Every doctor and opioid user should be concerned about the recent updates to the CDC’s guidelines for prescribing opioids.
The Centers for Disease Control and Prevention (CDC) have released the first revisions to their opioid prescribing recommendations since 2016.
This guideline offers suggestions for physicians who treat pain in outpatients older than 18, including those who prescribe opioids. It revises the CDC Guidelines for the Prescription of Opioids for Chronic Pain.
A warning against abruptly quitting or drastically reducing the number of prescribed opioids are included in the changes.
The prescriptions have been updated based on the knowledge gained over the previous few years. The modifications have also considered new scientific knowledge about reducing individuals and the potential risks when patients are stopped suddenly or tapered quickly.
The Dangers Of Abruptly Discontinuing Opioid Prescriptions
Dr. Christopher Jones is one of the co-authors of the clinical practice guideline for 2022. Dr. Jones, also the National Center for Injury Prevention and Control’s acting director, provided all the updated guidelines for opioid use.
The guidelines’ modifications have highlighted the aftereffects of rapid withdrawals from opioid prescription.
Dr. Jones’ research is based on first-hand accounts of patients whose doctors suddenly stopped writing prescriptions, withdrew them from treatment, or abruptly pushed them to take too little opioid medication.
According to him, such prescriptions cause more harm than good, even if meant to improve the patient’s health.
Thus, issues include mental health crises, suicidal thoughts or actions, psychological discomfort, and perhaps even for some people who go for opioids on other marketplaces, like the black market, to prevent withdrawal symptoms or to augment if their dose is too low.
All of these issues were taken into consideration when creating the recently revised recommendations, and the research team made an effort to emphasize this.
More Specificity In Opioid Prescriptions
The most recent guidelines distinguish between prescribing opioids for subacute, chronic, and acute pain.
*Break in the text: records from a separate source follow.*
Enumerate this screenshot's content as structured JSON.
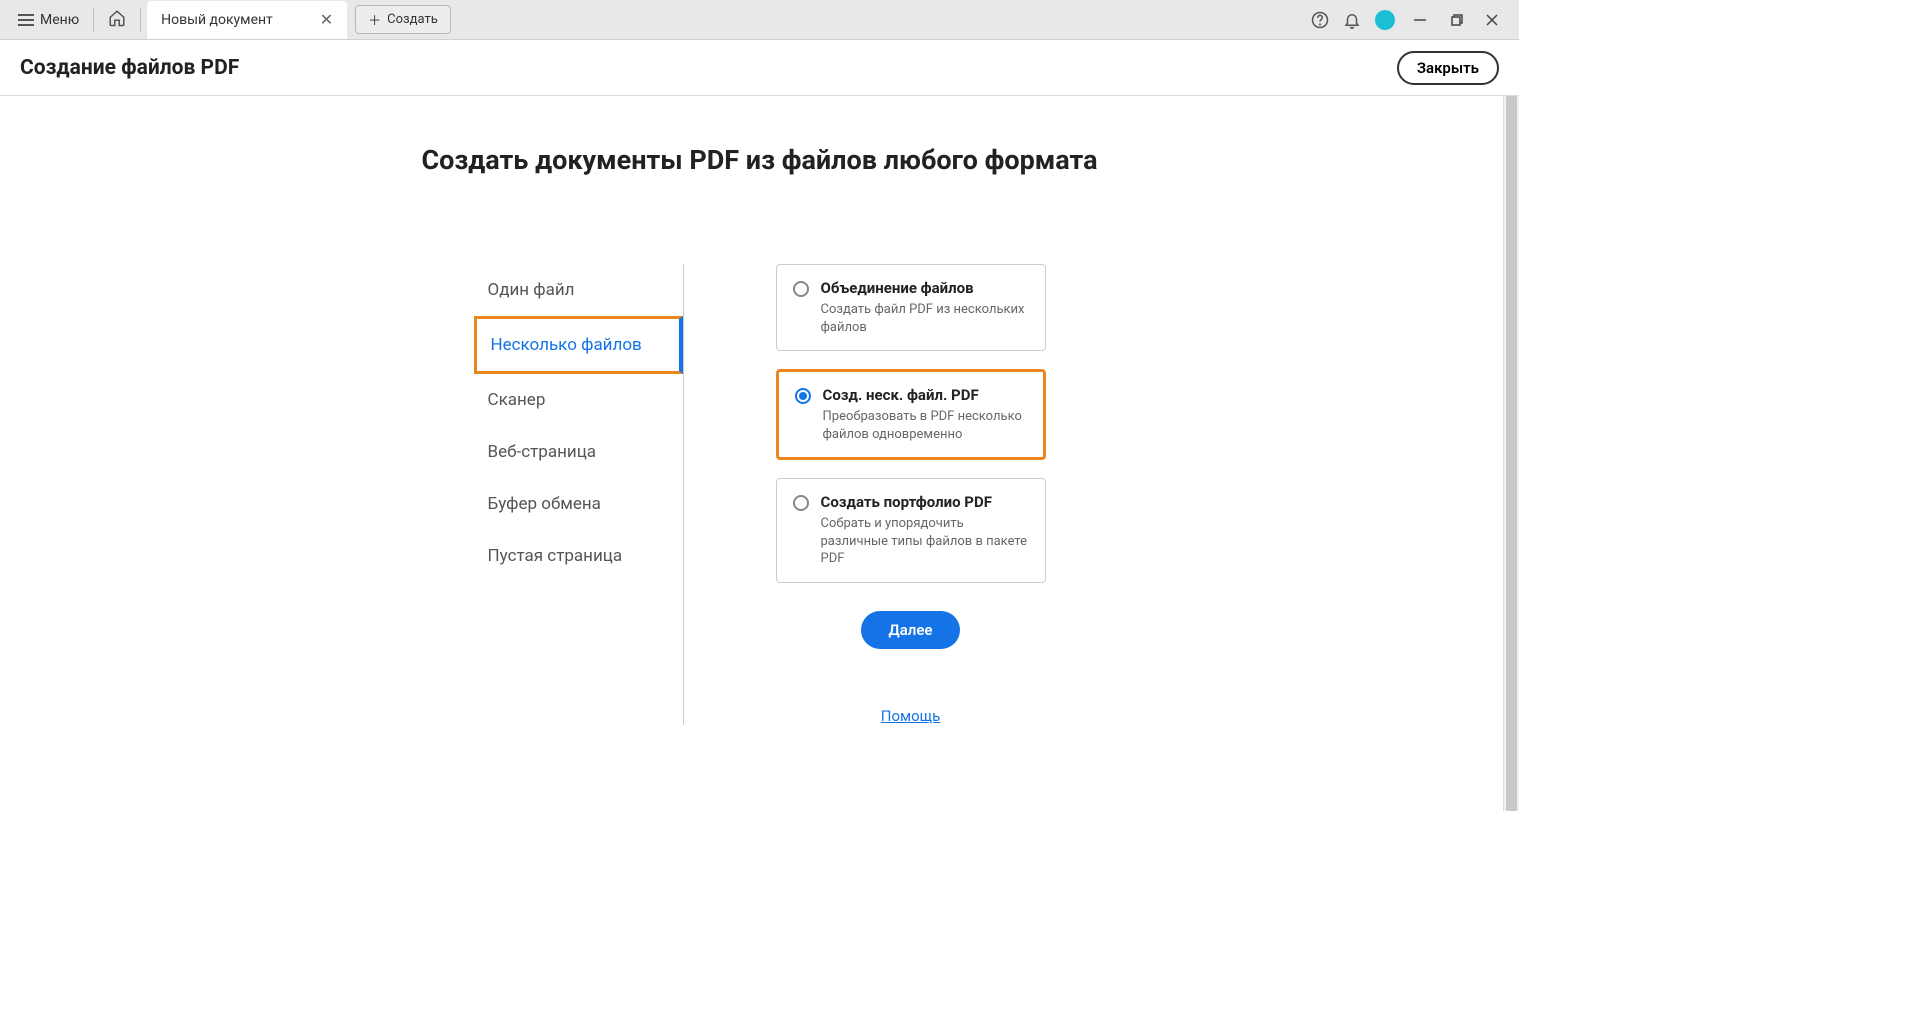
{
  "titlebar": {
    "menu_label": "Меню",
    "tab_title": "Новый документ",
    "create_label": "Создать"
  },
  "subheader": {
    "title": "Создание файлов PDF",
    "close_label": "Закрыть"
  },
  "main": {
    "heading": "Создать документы PDF из файлов любого формата",
    "sidebar": [
      {
        "label": "Один файл"
      },
      {
        "label": "Несколько файлов"
      },
      {
        "label": "Сканер"
      },
      {
        "label": "Веб-страница"
      },
      {
        "label": "Буфер обмена"
      },
      {
        "label": "Пустая страница"
      }
    ],
    "options": [
      {
        "title": "Объединение файлов",
        "desc": "Создать файл PDF из нескольких файлов"
      },
      {
        "title": "Созд. неск. файл. PDF",
        "desc": "Преобразовать в PDF несколько файлов одновременно"
      },
      {
        "title": "Создать портфолио PDF",
        "desc": "Собрать и упорядочить различные типы файлов в пакете PDF"
      }
    ],
    "next_label": "Далее",
    "help_label": "Помощь"
  }
}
Exercise treatment is suggested, for instance, for people with fibromyalgia, osteoarthritis of the knee, and back pain.
According to Dr. William Becker, there is ample evidence that NSAIDs, also known as non-steroidal anti-inflammatory drugs, are preferable to narcotic painkillers for treating the pain associated with ankle sprains.
At the Yale School of Medicine, Dr. William Becker is an esteemed internist and associate professor. It’s not simply about the risk of opioids in acute pain; it is part of the message that the new guidance conveys. Other drugs work better for many ailments, including many common ones.
As well as individuals undergoing palliative or end-of-life care, the suggestions do not apply to pain brought on by cancer or sickle cell disease.
The recommendation discusses choosing whether to use opioids for pain relief. It also details how to choose opioids and calculate opioid dosages.
Additionally, the recommendations cover how to decide how long to prescribe opioids for the first time, how to follow up, how to assess the danger of opioid use, and how to deal with any potential negative effects.
The CDC used the Grading of Recommendations Assessment, Development, and Evaluation framework, which is the normal procedure used in research, to establish the guideline.
Recommendations are supported by systematic evaluations of the scientific evidence and consider resource allocation, patient and clinician values, and potential benefits and risks.
The National Center for Injury Prevention and Control’s Board of Scientific Counselors, an advisory group with federal charter status, provided advice to CDC.
The general public and peer reviewers were also involved in the conceptualization process. According to the CDC, people in pain should receive appropriate pain management, carefully weighing the advantages and disadvantages of each possible course of treatment against the patient’s particular needs.